These vehicles are still sold with a Code 2 registration code, the description for a used vehicle and not as a Code 3 vehicle, which indicates it was previously written off.
The South African Motor Body Repairers’ Association (Sambra), an association of the Retail Motor Industry Organisation (RMI), has highlighted the problem.
Sambra national director, Richard Green, said they have engaged with the SA Insurance Association (SAIA) over the years and requested public access to the vehicle salvage database, but SAIA had declined this request.
Green said access to this database would allow vehicle dealers and consumers to check if a vehicle has been written off before.
If a vehicle has been written off, there is a regulatory obligation on insurance companies to amend a vehicle’s registration on eNatis to Code 3. If a vehicle is irreparable and must be permanently destroyed that vehicle’s registration must be changed to Code 4.
Vehicle dealers, who preferred not to be named for fear of victimisation, reported that there is a lot of skulduggery in the salvage industry and it is absolutely ridiculous that SAIA and insurance companies will not allow public access to the database.
“There is absolutely no reason for them not to give that information,” said one dealer.
Another dealer said this problem was particularly bad about two years ago.
Green said the lack of information available to potential buyers in the used vehicle market about previously “written off” vehicles is unacceptable.
He said the only way for a vehicle that has been written-off to be registered as a Code 2 vehicle is through bribery and corruption.
Green added that Sambra believes a formal, publicly accessible write-off register will minimise the illegal use of vehicle identifiers in the re-birthing of stolen vehicles and in curtailing stolen vehicle parts being used in the repair of damaged vehicles, while also helping to eliminate unsafe vehicles for unsuspecting purchasers.
“If there isn’t a market for these cars, the practice will have to slow down,” he said.
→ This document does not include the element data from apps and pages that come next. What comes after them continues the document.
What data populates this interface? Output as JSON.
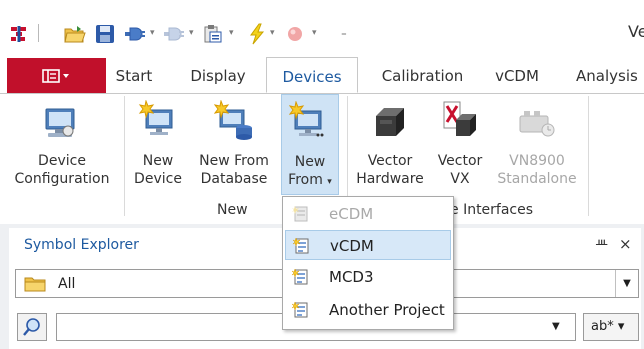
{
  "qat": {
    "icons": [
      "app-logo-icon",
      "open-folder-icon",
      "save-icon",
      "connect-icon",
      "disconnect-icon",
      "clipboard-icon",
      "lightning-icon",
      "record-icon",
      "customize-icon"
    ],
    "title_fragment": "Ve"
  },
  "tabs": {
    "file_label": "",
    "items": [
      {
        "label": "Start"
      },
      {
        "label": "Display"
      },
      {
        "label": "Devices"
      },
      {
        "label": "Calibration"
      },
      {
        "label": "vCDM"
      },
      {
        "label": "Analysis"
      }
    ],
    "active": "Devices"
  },
  "ribbon": {
    "device_configuration": {
      "line1": "Device",
      "line2": "Configuration"
    },
    "new_device": {
      "line1": "New",
      "line2": "Device"
    },
    "new_from_database": {
      "line1": "New From",
      "line2": "Database"
    },
    "new_from": {
      "line1": "New",
      "line2": "From"
    },
    "vector_hardware": {
      "line1": "Vector",
      "line2": "Hardware"
    },
    "vector_vx": {
      "line1": "Vector",
      "line2": "VX"
    },
    "vn8900": {
      "line1": "VN8900",
      "line2": "Standalone"
    },
    "group_new": "New",
    "group_interfaces_fragment": "e Interfaces"
  },
  "menu": {
    "items": [
      {
        "label": "eCDM",
        "disabled": true,
        "icon": "ecdm-icon"
      },
      {
        "label": "vCDM",
        "disabled": false,
        "icon": "vcdm-icon"
      },
      {
        "label": "MCD3",
        "disabled": false,
        "icon": "mcd3-icon"
      },
      {
        "label": "Another Project",
        "disabled": false,
        "icon": "project-icon"
      }
    ],
    "highlighted": "vCDM"
  },
  "symbol_explorer": {
    "title": "Symbol Explorer",
    "pin_glyph": "ᚈ",
    "close_glyph": "×",
    "filter_value": "All",
    "search_value": "",
    "search_arrow": "▼",
    "ab_filter": "ab* ▾"
  },
  "colors": {
    "accent_blue": "#1e5aa0",
    "file_tab_red": "#c1102b",
    "hover_blue": "#cfe3f5"
  }
}
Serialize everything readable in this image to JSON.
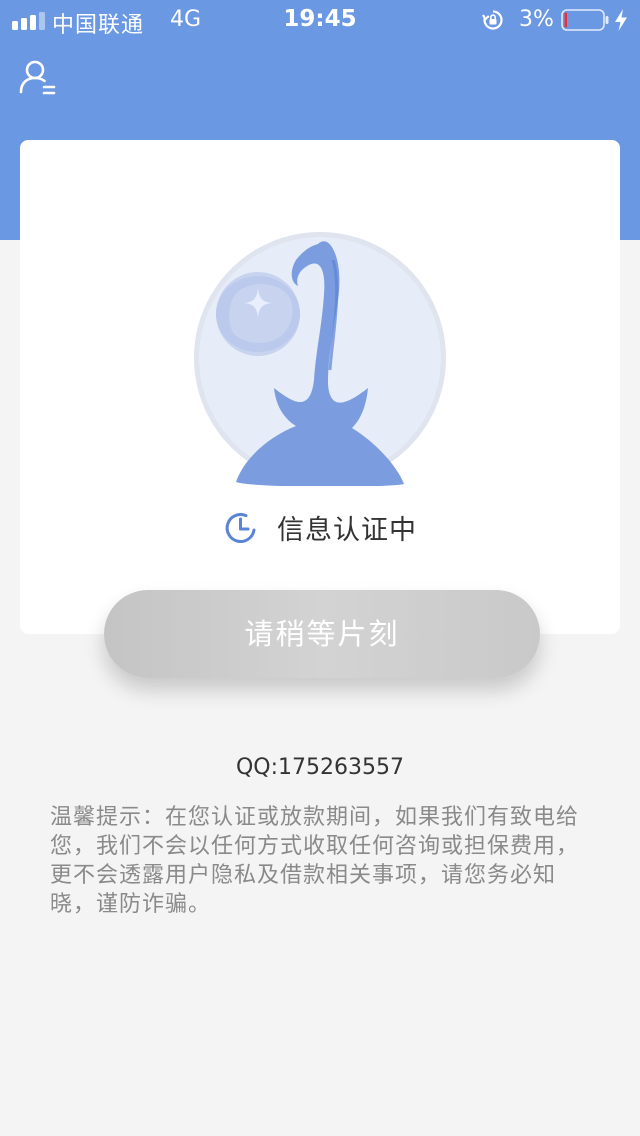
{
  "status_bar": {
    "carrier": "中国联通",
    "network": "4G",
    "time": "19:45",
    "battery_percent": "3%",
    "battery_level": 0.03,
    "status_bar_color": "#6b98e3"
  },
  "header": {
    "user_icon": "user-menu-icon",
    "brand_color": "#6b98e3"
  },
  "card": {
    "illustration": "money-bag-illustration",
    "status_icon": "clock-icon",
    "status_text": "信息认证中"
  },
  "button": {
    "label": "请稍等片刻",
    "color": "#c9c9c9"
  },
  "contact": {
    "qq": "QQ:175263557"
  },
  "notice": {
    "text": "温馨提示：在您认证或放款期间，如果我们有致电给您，我们不会以任何方式收取任何咨询或担保费用，更不会透露用户隐私及借款相关事项，请您务必知晓，谨防诈骗。"
  }
}
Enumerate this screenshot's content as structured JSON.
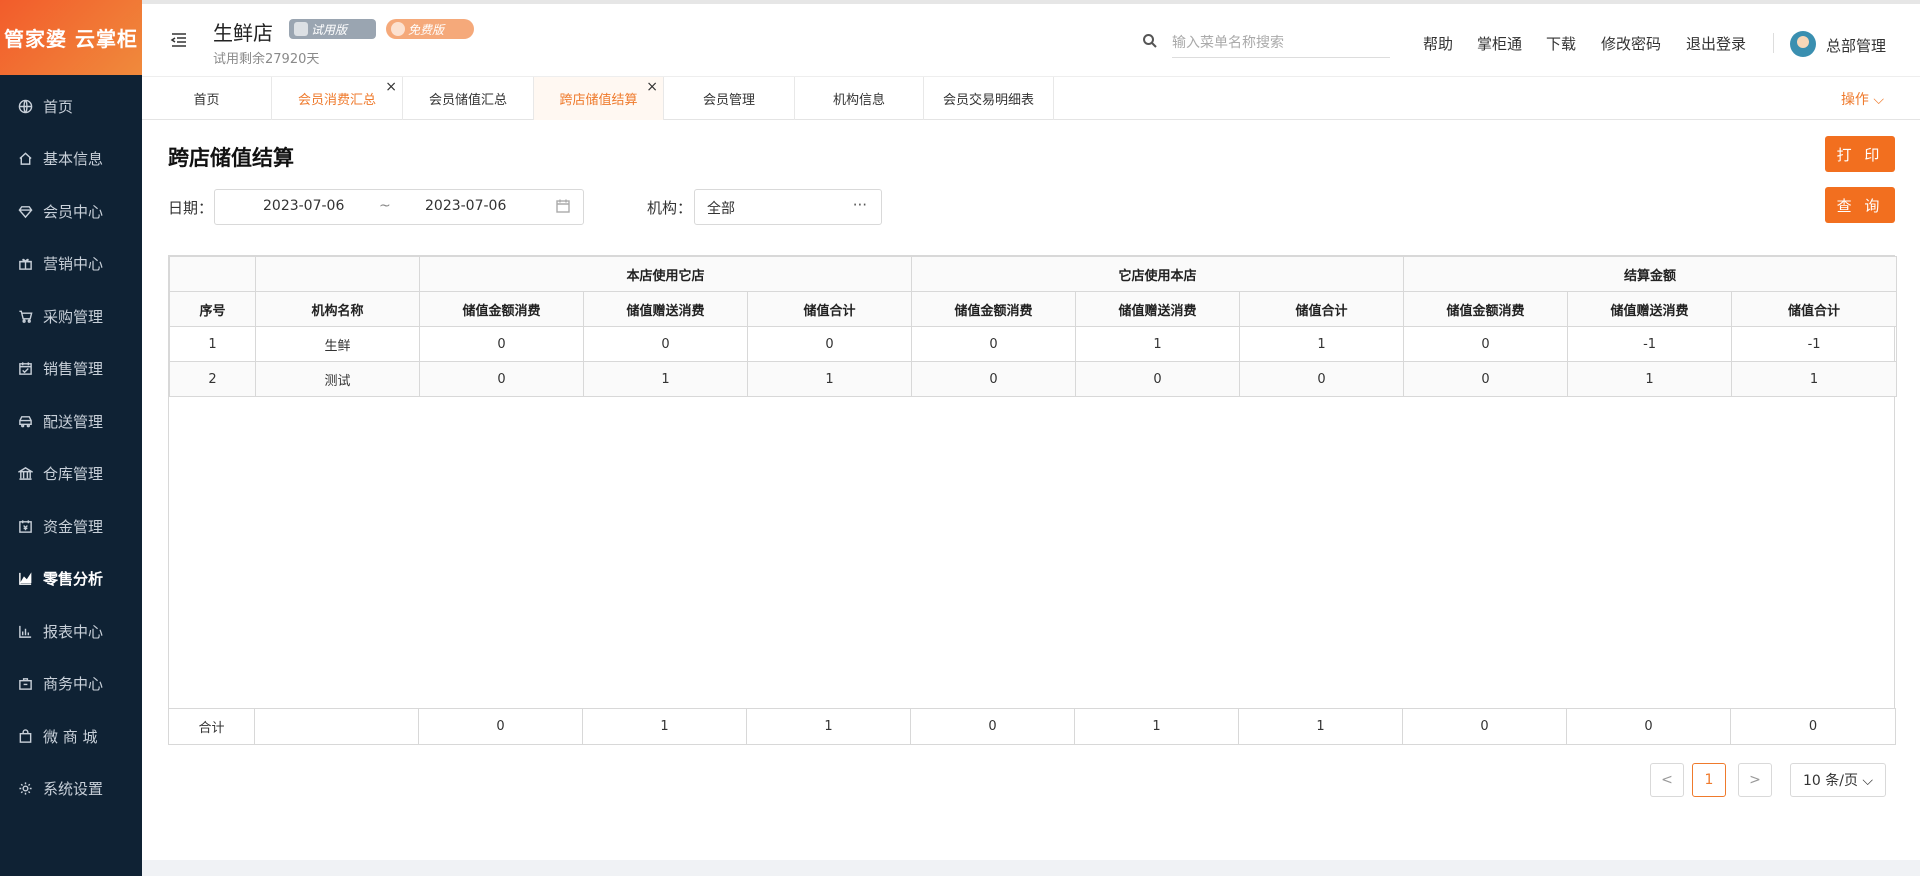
{
  "app": {
    "logo": "管家婆 云掌柜"
  },
  "sidebar": {
    "items": [
      {
        "label": "首页",
        "icon": "globe-icon"
      },
      {
        "label": "基本信息",
        "icon": "home-icon"
      },
      {
        "label": "会员中心",
        "icon": "diamond-icon"
      },
      {
        "label": "营销中心",
        "icon": "gift-icon"
      },
      {
        "label": "采购管理",
        "icon": "cart-icon"
      },
      {
        "label": "销售管理",
        "icon": "calendar-icon"
      },
      {
        "label": "配送管理",
        "icon": "car-icon"
      },
      {
        "label": "仓库管理",
        "icon": "bank-icon"
      },
      {
        "label": "资金管理",
        "icon": "wallet-icon"
      },
      {
        "label": "零售分析",
        "icon": "area-chart-icon"
      },
      {
        "label": "报表中心",
        "icon": "bar-chart-icon"
      },
      {
        "label": "商务中心",
        "icon": "briefcase-icon"
      },
      {
        "label": "微 商 城",
        "icon": "bag-icon"
      },
      {
        "label": "系统设置",
        "icon": "gear-icon"
      }
    ]
  },
  "header": {
    "store_name": "生鲜店",
    "trial_badge": "试用版",
    "pro_badge": "免费版",
    "trial_remaining": "试用剩余27920天",
    "search_placeholder": "输入菜单名称搜索",
    "links": [
      "帮助",
      "掌柜通",
      "下载",
      "修改密码",
      "退出登录"
    ],
    "user": "总部管理"
  },
  "tabs": [
    {
      "label": "首页"
    },
    {
      "label": "会员消费汇总",
      "closable": true
    },
    {
      "label": "会员储值汇总"
    },
    {
      "label": "跨店储值结算",
      "closable": true
    },
    {
      "label": "会员管理"
    },
    {
      "label": "机构信息"
    },
    {
      "label": "会员交易明细表"
    }
  ],
  "tab_close_glyph": "×",
  "tab_ops": "操作 ⌵",
  "page": {
    "title": "跨店储值结算",
    "print_button": "打 印",
    "query_button": "查 询",
    "date_label": "日期：",
    "date_from": "2023-07-06",
    "date_sep": "~",
    "date_to": "2023-07-06",
    "org_label": "机构：",
    "org_value": "全部",
    "org_more": "···"
  },
  "table": {
    "group_headers": [
      "本店使用它店",
      "它店使用本店",
      "结算金额"
    ],
    "col_headers": [
      "序号",
      "机构名称",
      "储值金额消费",
      "储值赠送消费",
      "储值合计",
      "储值金额消费",
      "储值赠送消费",
      "储值合计",
      "储值金额消费",
      "储值赠送消费",
      "储值合计"
    ],
    "rows": [
      [
        "1",
        "生鲜",
        "0",
        "0",
        "0",
        "0",
        "1",
        "1",
        "0",
        "-1",
        "-1"
      ],
      [
        "2",
        "测试",
        "0",
        "1",
        "1",
        "0",
        "0",
        "0",
        "0",
        "1",
        "1"
      ]
    ],
    "footer": [
      "合计",
      "",
      "0",
      "1",
      "1",
      "0",
      "1",
      "1",
      "0",
      "0",
      "0"
    ]
  },
  "pagination": {
    "prev": "<",
    "current": "1",
    "next": ">",
    "page_size": "10 条/页 ⌵"
  }
}
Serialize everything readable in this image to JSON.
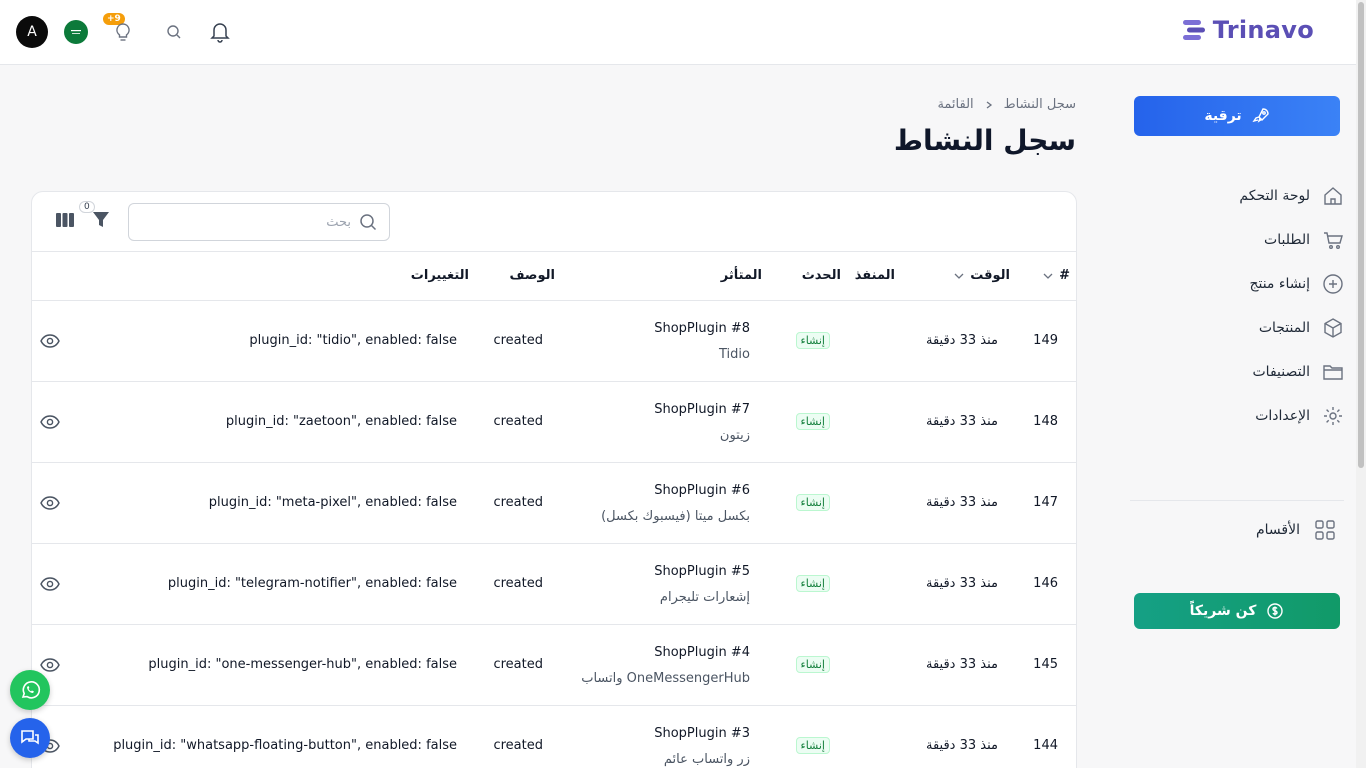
{
  "brand": {
    "name": "Trinavo"
  },
  "topbar": {
    "avatar_letter": "A",
    "notifications_badge": "+9"
  },
  "sidebar": {
    "upgrade_label": "ترقية",
    "items": [
      {
        "label": "لوحة التحكم",
        "icon": "home-icon"
      },
      {
        "label": "الطلبات",
        "icon": "cart-icon"
      },
      {
        "label": "إنشاء منتج",
        "icon": "plus-circle-icon"
      },
      {
        "label": "المنتجات",
        "icon": "box-icon"
      },
      {
        "label": "التصنيفات",
        "icon": "folder-icon"
      },
      {
        "label": "الإعدادات",
        "icon": "gear-icon"
      }
    ],
    "sections_label": "الأقسام",
    "partner_label": "كن شريكاً"
  },
  "breadcrumb": {
    "current": "سجل النشاط",
    "parent": "القائمة"
  },
  "page": {
    "title": "سجل النشاط"
  },
  "table": {
    "search_placeholder": "بحث",
    "filter_count": "0",
    "headers": {
      "id": "#",
      "time": "الوقت",
      "causer": "المنفذ",
      "event": "الحدث",
      "subject": "المتأثر",
      "description": "الوصف",
      "changes": "التغييرات"
    },
    "rows": [
      {
        "id": "149",
        "time": "منذ 33 دقيقة",
        "event": "إنشاء",
        "subject": "ShopPlugin #8",
        "subject_sub": "Tidio",
        "description": "created",
        "changes": "plugin_id: \"tidio\", enabled: false"
      },
      {
        "id": "148",
        "time": "منذ 33 دقيقة",
        "event": "إنشاء",
        "subject": "ShopPlugin #7",
        "subject_sub": "زيتون",
        "description": "created",
        "changes": "plugin_id: \"zaetoon\", enabled: false"
      },
      {
        "id": "147",
        "time": "منذ 33 دقيقة",
        "event": "إنشاء",
        "subject": "ShopPlugin #6",
        "subject_sub": "بكسل ميتا (فيسبوك بكسل)",
        "description": "created",
        "changes": "plugin_id: \"meta-pixel\", enabled: false"
      },
      {
        "id": "146",
        "time": "منذ 33 دقيقة",
        "event": "إنشاء",
        "subject": "ShopPlugin #5",
        "subject_sub": "إشعارات تليجرام",
        "description": "created",
        "changes": "plugin_id: \"telegram-notifier\", enabled: false"
      },
      {
        "id": "145",
        "time": "منذ 33 دقيقة",
        "event": "إنشاء",
        "subject": "ShopPlugin #4",
        "subject_sub": "واتساب OneMessengerHub",
        "description": "created",
        "changes": "plugin_id: \"one-messenger-hub\", enabled: false"
      },
      {
        "id": "144",
        "time": "منذ 33 دقيقة",
        "event": "إنشاء",
        "subject": "ShopPlugin #3",
        "subject_sub": "زر واتساب عائم",
        "description": "created",
        "changes": "plugin_id: \"whatsapp-floating-button\", enabled: false"
      }
    ]
  },
  "colors": {
    "primary": "#2563eb",
    "success": "#119a68",
    "brand": "#5b4fb5"
  }
}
Green mentioned two examples of previously written-off vehicles that were later sold as Code 2 vehicles to unsuspecting customers.
One involved a second-hand Ford Ranger that was purchased from a Gauteng dealer in August 2020 without the purchaser knowing it had been written off and deemed uneconomical to repair.
A total of 35 serious faults were highlighted in an inspection report, which concluded that the vehicle was very unsafe and dangerous to drive.
The other example involved an Audi Q5 that was written off in Cape Town in February 2019, sold on auction as a Code 2 instead of Code 3 vehicle that was poorly repaired before being sold by a Randburg dealership.
An inspection report of the vehicle by an assessor concluded the vehicle was dangerous and unsafe to drive because of 15 problems that would cost R120 659.03 to rectify.
Pamela Ramagaga, the general manager insurance risks at SAIA, said SAIA’s vehicle salvage database is for its members and has been created to combat crime in the non-life insurance industry and not for public use.
Ramagaga said 66% of the vehicles on South Africa’s roads are uninsured, which meant its database only includes vehicles from the 33% of vehicles that are insured.
SAIA believes the solution to the problem is effective policing of vehicles that are bought and repaired after being sold to ensure these vehicles reflect the right code in line with the SAIA Code of Motor Salvage.